1. Objectifs

Intentions :
«This paper will summarize the available literature on the importance of meal planning as a strategy to support healthy eating. Furthermore, data from the Skills Study, evaluating a mass media campaign to promote meal planning, will be presented. Finally, implications for research and practice to support patients and the public in meal planning will be discussed.» (p. 13)

2. Méthode

Échantillon/Matériau :
«In 2013, Health Canada launched a year-long mass media campaign with the main objective of promoting the importance of meal planning for healthy eating to Canadian parents. The Skills Study was a collaboration between researchers from the Université Laval and the Université de Montréal that aimed to evaluate the impacts of the Eat Well Campaign: Food Skills (EWC) on Canadians. A cross-section of Canadian parents were surveyed towards the end of the campaign to assess awareness of the EWCs key elements and perceptions of campaign messages. […] A total of 964 parents from across Canada responded to the survey.» (p. 14)

Instruments :

Type de traitement des données :
Analyse statistique

3. Résumé

The article gives different examples of studies made on meal planning. For instance, «[i]n a citizen participation initiative with over 1100 parents in Quebec, lack of time was identified as the primary barrier to healthy family meals (33%), followed by taste and preferences of family members (17%), and budget and costs (15%). Poor planning was considered as the primary reason for unfavourable meal preparation circumstances by 28% of parents and 38% reported improvising when supper wasn’t planned.» (p. 13) The results of the Skills Study show that «[p]arents living in Vancouver, Winnipeg, and Toronto reported the lowest awareness to the campaign, whereas parents living in Quebec City and rural Quebec reported the highest.
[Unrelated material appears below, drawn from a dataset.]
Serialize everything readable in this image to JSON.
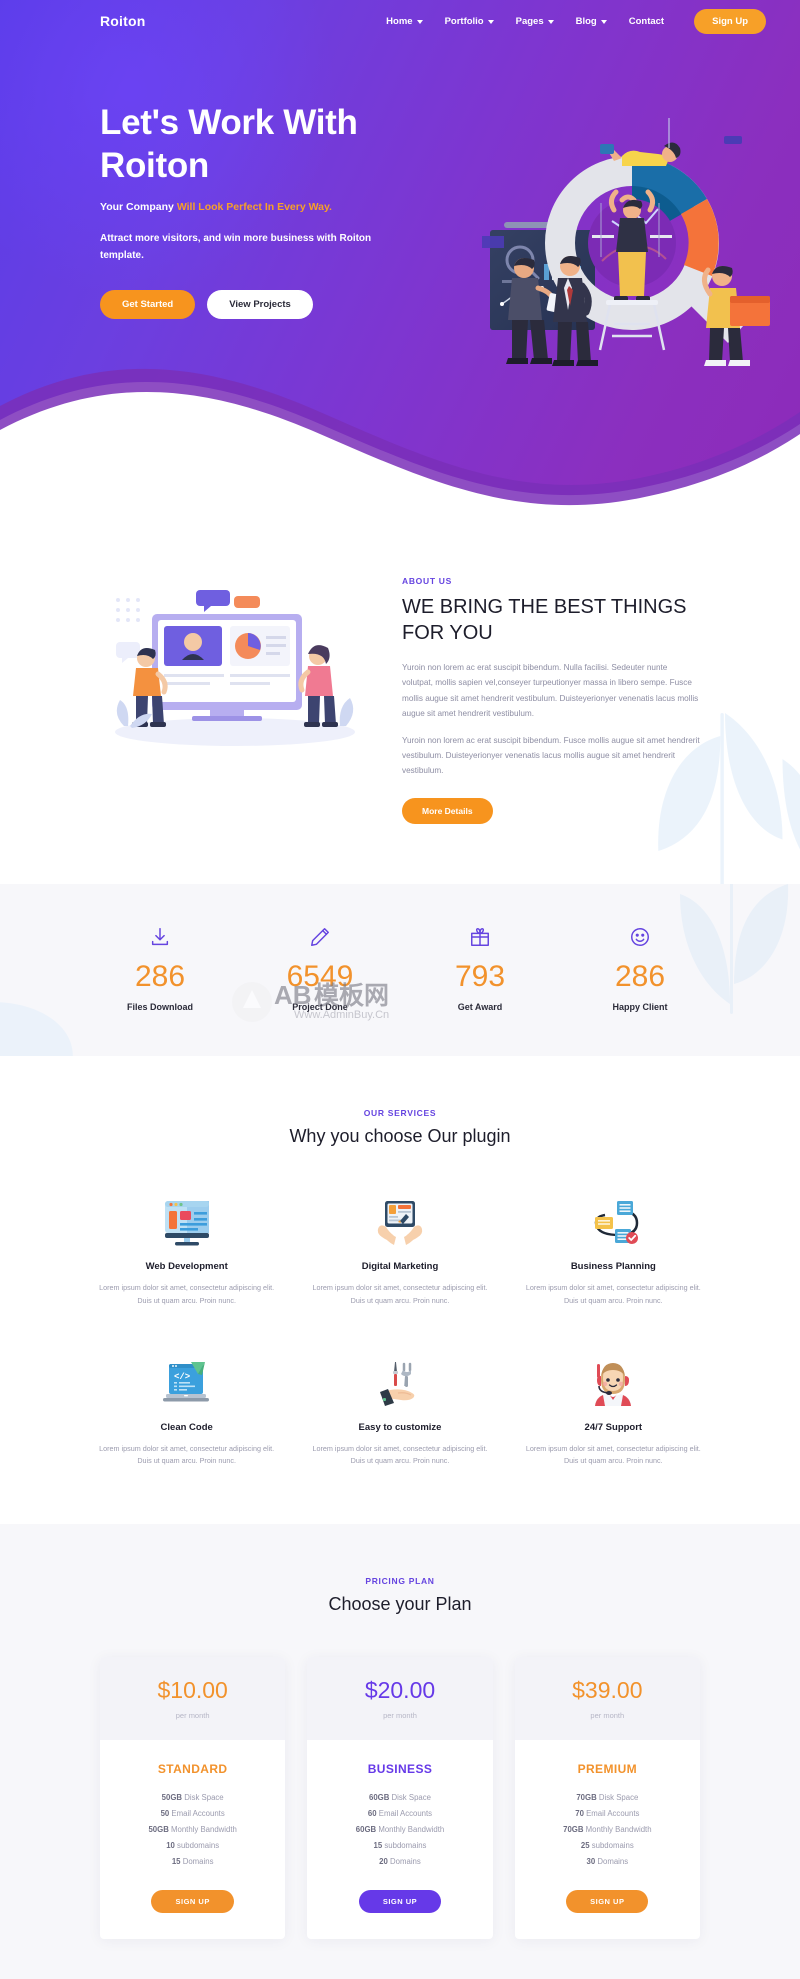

These results indicate that there was a high level of variability in exposure to the EWC depending on sociodemographic characteristics, particularly regionally.» (p. 14)